- Children’s Eustachian tubes – which equalize pressure in the ears and allow fluid to drain – are much shorter and more horizontal that adults’, meaning they have a harder time preventing fluid buildup.
- Children’s immune systems are still developing, and schools and daycares are prime spots to pick up viruses, which increase risk for ear infections due to swelling and inflammation in the structures of the ears.
What Are Ear Tubes?
For some children prone to ear infections, doctors recommend surgically-placed ear tubes. Ear tubes keep the opening the middle ear open, allowing airflow and fluid drainage. These tubes are tiny and made of metal or plastic. During surgery, a small hole is made in the eardrum, and the tube is inserted. The entire surgery takes 10-15 minutes.
This procedure is extremely safe and common. In fact, about two million ear tubes are placed in children in the U.S. each year.
What Are the Signs My Child Needs Ear Tubes?
There are usually three telltale signs physicians look out for to determine whether ear tubes are appropriate.
The Infections Keep Recurring
While doctors typically first recommend a wait-and-see approach or prescribe antibiotics for ear infections, sometimes these methods are not effective for clearing the infection and keeping it away. If your child’s ear infection returns right after it was seemingly resolved, ear tubes may be appropriate in order to prevent the child from developing antibiotic resistance.
There Is More than One Infection
In some cases, a child can have bacterial and viral ear infections that stack up; in other words, another infection starts when the previous one is still clearing.

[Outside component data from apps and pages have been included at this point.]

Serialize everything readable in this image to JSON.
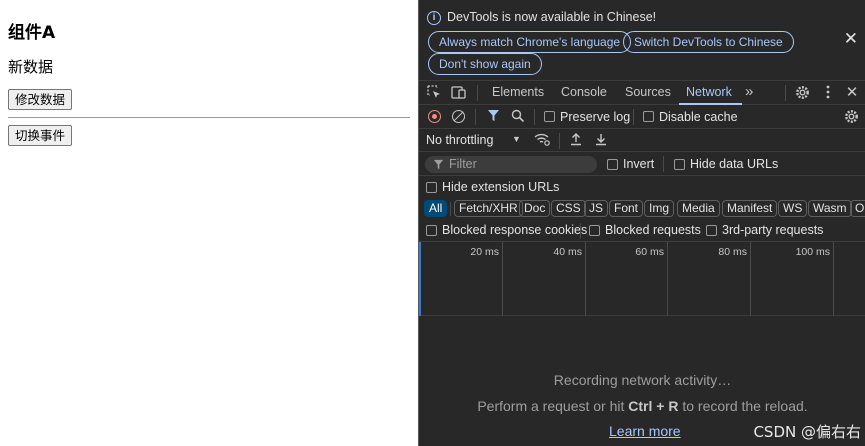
{
  "page": {
    "heading": "组件A",
    "message": "新数据",
    "modify_button": "修改数据",
    "switch_button": "切换事件"
  },
  "devtools": {
    "infobar": {
      "text": "DevTools is now available in Chinese!",
      "always_match": "Always match Chrome's language",
      "switch_to_chinese": "Switch DevTools to Chinese",
      "dont_show": "Don't show again",
      "close": "✕"
    },
    "tabs": {
      "elements": "Elements",
      "console": "Console",
      "sources": "Sources",
      "network": "Network",
      "more": "»"
    },
    "toolbar": {
      "preserve_log": "Preserve log",
      "disable_cache": "Disable cache",
      "throttling": "No throttling"
    },
    "filter": {
      "placeholder": "Filter",
      "invert": "Invert",
      "hide_data_urls": "Hide data URLs",
      "hide_extension_urls": "Hide extension URLs"
    },
    "types": [
      "All",
      "Fetch/XHR",
      "Doc",
      "CSS",
      "JS",
      "Font",
      "Img",
      "Media",
      "Manifest",
      "WS",
      "Wasm",
      "O"
    ],
    "blocked": {
      "blocked_response_cookies": "Blocked response cookies",
      "blocked_requests": "Blocked requests",
      "third_party_requests": "3rd-party requests"
    },
    "timeline": {
      "labels": [
        "20 ms",
        "40 ms",
        "60 ms",
        "80 ms",
        "100 ms"
      ]
    },
    "empty": {
      "recording": "Recording network activity…",
      "perform_prefix": "Perform a request or hit ",
      "shortcut": "Ctrl + R",
      "perform_suffix": " to record the reload.",
      "learn_more": "Learn more"
    }
  },
  "watermark": "CSDN @偏右右",
  "colors": {
    "devtools_bg": "#282828",
    "accent": "#a8c7fa",
    "record_red": "#f28b82",
    "active_chip": "#004a77"
  }
}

This can cause significant fluid buildup which is not only uncomfortable, it can impact hearing. Severe or stacked infections often warrant ear tubes.
Your Child Has Hearing Loss or a Speech Delay
If an ear infection or multiple ear infections cause fluid buildup that last for weeks or months, it can impact your child’s hearing. Many studies have shown that untreated hearing loss can lead to speech-language delays and problems later in school. If your child’s doctor identifies a hearing loss or speech-language problems, ear tubes will likely be recommended.
For more information or to schedule an appointment, call Topeka ENT today.